On Friday night I stayed at Halls, and didn't go back. But the the wedding card was at home, and my parents had gone out some where. So, I didn't know what time the wedding was. Obviously, it was going to be in the morning (not exactly going to happen at 12 o'clock at night or something, well unless its a Rainsbayee Keertan Anand Kaaraj). So I texted my friend Amritpal Singh to ask the time. He texted back "9am sharp." So I assumed it would be 10am GM time.
I took the tube to Paddington, from where I took a train to Slough. The train took about 30 to 35 minutes. Chalo, I got to Slough. I noted down from the internet which bus to take to get to Ramgarhia Gurdwara, Woodland Avenue. According to the London Transport website I should have taken BUS 81, from STOP 4 at the bus station, which should got me to the Gurdwara in 15 minutes.
First of all I asked the taxi driver in Panjabi "Where's Ramgarhia Gurdwara." Poor bloke didn't have a clue. Then I asked about the bus station. Thankfully (Rab Da Shukar) he knew where that was (probably because it was just up the road). I saw a BUS 81 parked to the side. Thank you God! I got there, and double my luck, it was an elderly Gursikh bus driver. I said GurFateh with him and asked whether his bus was going near Ramgharia Gurdwara (apparently the internet said the bus goes to Windsor Avenue or Slough High Street, from where its a 5 minute walk).
WAHEGUROO! The Bus driver Bhai Sahib hadn't even HEARD OF RAMGARHIA GURDWARA, forget driving me there! O Deary me! Sachee, it was unbelievable. Chalo, Rab De Rang! I continued to walk in the bus station trying to tout about looking for a Singh or Panjabi-looking person. No luck! I went and sat at STOP 4, as indicated on the internet. The Bus eventually arrives. Guess what? THE BUS DRIVER IS THE SAME ELDERLY GURSIKH, which I just spoke to 5 minutes earlier. Sat Naam, Waheguroo!
He said that he has a feeling that the Gurdwara I wish to go to is in the opposite direction to where he is going. I said, "Shall I ask a Gora on the bus." He said that Gore don't know much. Then I asked shall I ask the Apna-looking person (but I think he was either South Indian or something similar) so he said leave it. I was thankful to the Bhai Sahib that he ensured that I was not going in the wrong direction, and therefore advised me to ask someone else at the bus station.
RAB DA SHUKAR. I found an old Baba jee and Bibi jee coming off a bus. I asked them "Baba jee, I want to go to Ramgarhia Gurdwara, can you help me?" The Baba jee was very helpful and very nicely gave me the directions how to get there. It was now 10 o'clock.
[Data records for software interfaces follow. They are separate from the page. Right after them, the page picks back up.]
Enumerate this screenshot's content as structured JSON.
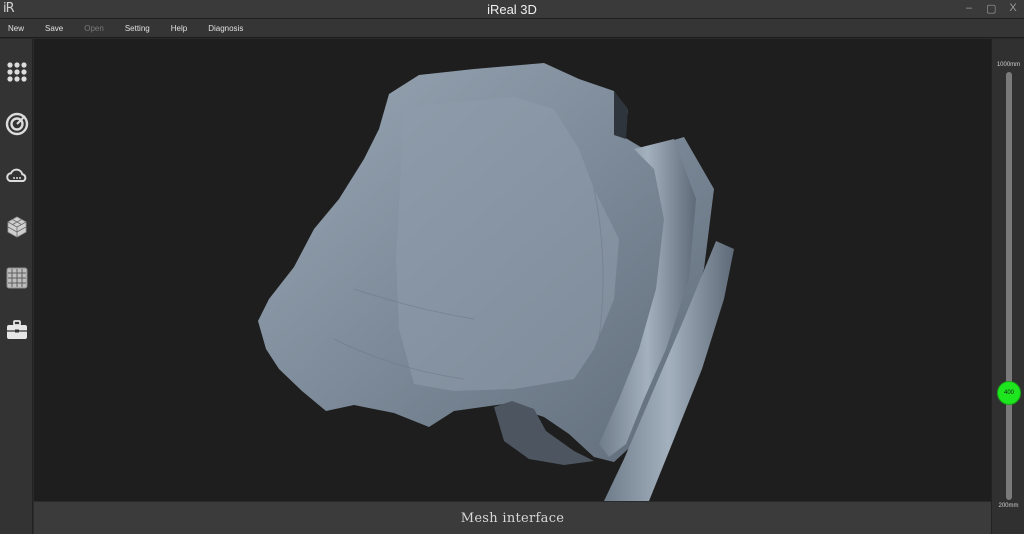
{
  "window": {
    "logo": "iR",
    "title": "iReal 3D",
    "controls": {
      "minimize": "–",
      "restore": "▢",
      "close": "X"
    }
  },
  "menu": {
    "new": "New",
    "save": "Save",
    "open": "Open",
    "setting": "Setting",
    "help": "Help",
    "diagnosis": "Diagnosis"
  },
  "toolbar": {
    "icons": [
      "grid-dots-icon",
      "target-icon",
      "cloud-icon",
      "mesh-cube-icon",
      "grid-panel-icon",
      "toolbox-icon"
    ]
  },
  "status": {
    "text": "Mesh interface"
  },
  "distance_slider": {
    "max_label": "1000mm",
    "min_label": "200mm",
    "value": 400,
    "value_label": "400",
    "min": 200,
    "max": 1000
  },
  "colors": {
    "accent": "#1ee61e",
    "mesh": "#7f8d9c",
    "viewport": "#1e1e1e"
  }
}
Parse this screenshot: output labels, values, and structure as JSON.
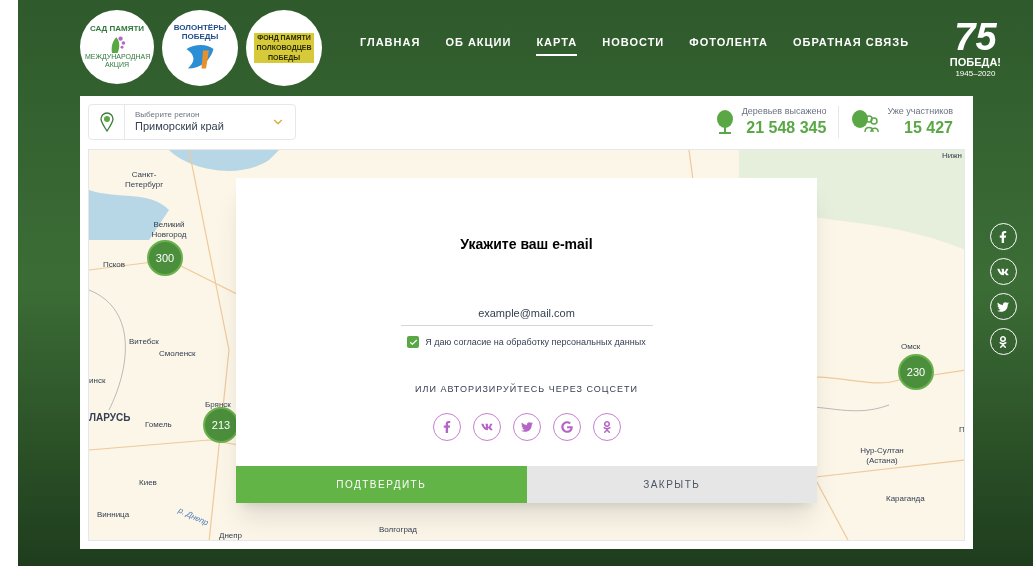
{
  "header": {
    "logos": [
      {
        "kind": "garden",
        "text": "САД ПАМЯТИ",
        "subtext": "МЕЖДУНАРОДНАЯ АКЦИЯ"
      },
      {
        "kind": "volunteers",
        "text": "ВОЛОНТЁРЫ ПОБЕДЫ"
      },
      {
        "kind": "fund",
        "text": "ФОНД ПАМЯТИ ПОЛКОВОДЦЕВ ПОБЕДЫ"
      }
    ],
    "nav": [
      {
        "label": "ГЛАВНАЯ",
        "selected": false
      },
      {
        "label": "ОБ АКЦИИ",
        "selected": false
      },
      {
        "label": "КАРТА",
        "selected": true
      },
      {
        "label": "НОВОСТИ",
        "selected": false
      },
      {
        "label": "ФОТОЛЕНТА",
        "selected": false
      },
      {
        "label": "ОБРАТНАЯ СВЯЗЬ",
        "selected": false
      }
    ],
    "anniversary": {
      "number": "75",
      "title": "ПОБЕДА!",
      "years": "1945–2020"
    }
  },
  "region_select": {
    "label": "Выберите регион",
    "value": "Приморский край"
  },
  "stats": [
    {
      "kind": "trees",
      "label": "Деревьев высажено",
      "value": "21 548 345"
    },
    {
      "kind": "people",
      "label": "Уже участников",
      "value": "15 427"
    }
  ],
  "map": {
    "labels": [
      {
        "text": "Нижн",
        "kind": "city"
      },
      {
        "text": "Санкт-Петербург",
        "kind": "city"
      },
      {
        "text": "Великий Новгород",
        "kind": "city"
      },
      {
        "text": "Псков",
        "kind": "city"
      },
      {
        "text": "Витебск",
        "kind": "city"
      },
      {
        "text": "Смоленск",
        "kind": "city"
      },
      {
        "text": "инск",
        "kind": "city"
      },
      {
        "text": "ЛАРУСЬ",
        "kind": "country"
      },
      {
        "text": "Гомель",
        "kind": "city"
      },
      {
        "text": "Брянск",
        "kind": "city"
      },
      {
        "text": "Киев",
        "kind": "city"
      },
      {
        "text": "Винница",
        "kind": "city"
      },
      {
        "text": "р. Днепр",
        "kind": "river"
      },
      {
        "text": "Днепр",
        "kind": "city"
      },
      {
        "text": "Волгоград",
        "kind": "city"
      },
      {
        "text": "Омск",
        "kind": "city"
      },
      {
        "text": "П",
        "kind": "city"
      },
      {
        "text": "Нур-Султан (Астана)",
        "kind": "city"
      },
      {
        "text": "Караганда",
        "kind": "city"
      }
    ],
    "clusters": [
      {
        "count": "300"
      },
      {
        "count": "213"
      },
      {
        "count": "230"
      }
    ]
  },
  "modal": {
    "title": "Укажите ваш e-mail",
    "email": {
      "placeholder": "example@mail.com"
    },
    "consent": {
      "label": "Я даю согласие на обработку персональных данных",
      "checked": true
    },
    "social_heading": "ИЛИ АВТОРИЗИРУЙТЕСЬ ЧЕРЕЗ СОЦСЕТИ",
    "social": [
      {
        "kind": "facebook"
      },
      {
        "kind": "vk"
      },
      {
        "kind": "twitter"
      },
      {
        "kind": "google"
      },
      {
        "kind": "ok"
      }
    ],
    "buttons": [
      {
        "label": "ПОДТВЕРДИТЬ",
        "kind": "primary"
      },
      {
        "label": "ЗАКРЫТЬ",
        "kind": "secondary"
      }
    ]
  },
  "side_social": [
    {
      "kind": "facebook"
    },
    {
      "kind": "vk"
    },
    {
      "kind": "twitter"
    },
    {
      "kind": "ok"
    }
  ]
}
I was hoping that I didn't miss the Chaa & Samosay, lol. So, I started jogging. As I jogged through the subway, I saw a Singh uncle jee. He started to smile when he saw me. I think it was because of the fact I was wearing a Kurta Pyjama and Hazooria wrapped around me and jogging away (considering usually you just imagine Singhs eating Langar, and eating more Langar. Waheguru!).
He was wearing an African white Pagh (turban). So, I thought just to be on the safe side I would ask him whether I was going in the right direction to Ramgarhia Gurdwara. He said yes. So that was reassuring. As I was walking up the road, I saw a Singh taxi drive and waved at me. I waved back. In the back of mind I was hoping he would stop and ask to give me a lift, lol. But it was flowing traffic. Udhaa, it looked like he would have stopped.
Eventually, got to Woodland Avenue and saw the Nishaan Sahib flying in air. Its such a great feeling to see a Nishaan Sahib in the air from a far distance. On entering the Gurdwara I bumped into Tegpal Singh from King's and his sister. Guess what? I hadn't missed the Chaa & Samosay, lol. It was great to see everyone, however, bit disturbed to see a growing number of shrinking dastaars and sprayed down daaris (beards). lol.
Satpal Singh, vah vi vah. He looked great in his blue embroided chola and and blue dumalla. Not only were the Chaa & Samosay sawaad and tastey, but the keertan was also very sweet! The Keertanis sang a few shabads in title Raag, which was good to hear.
To be continued...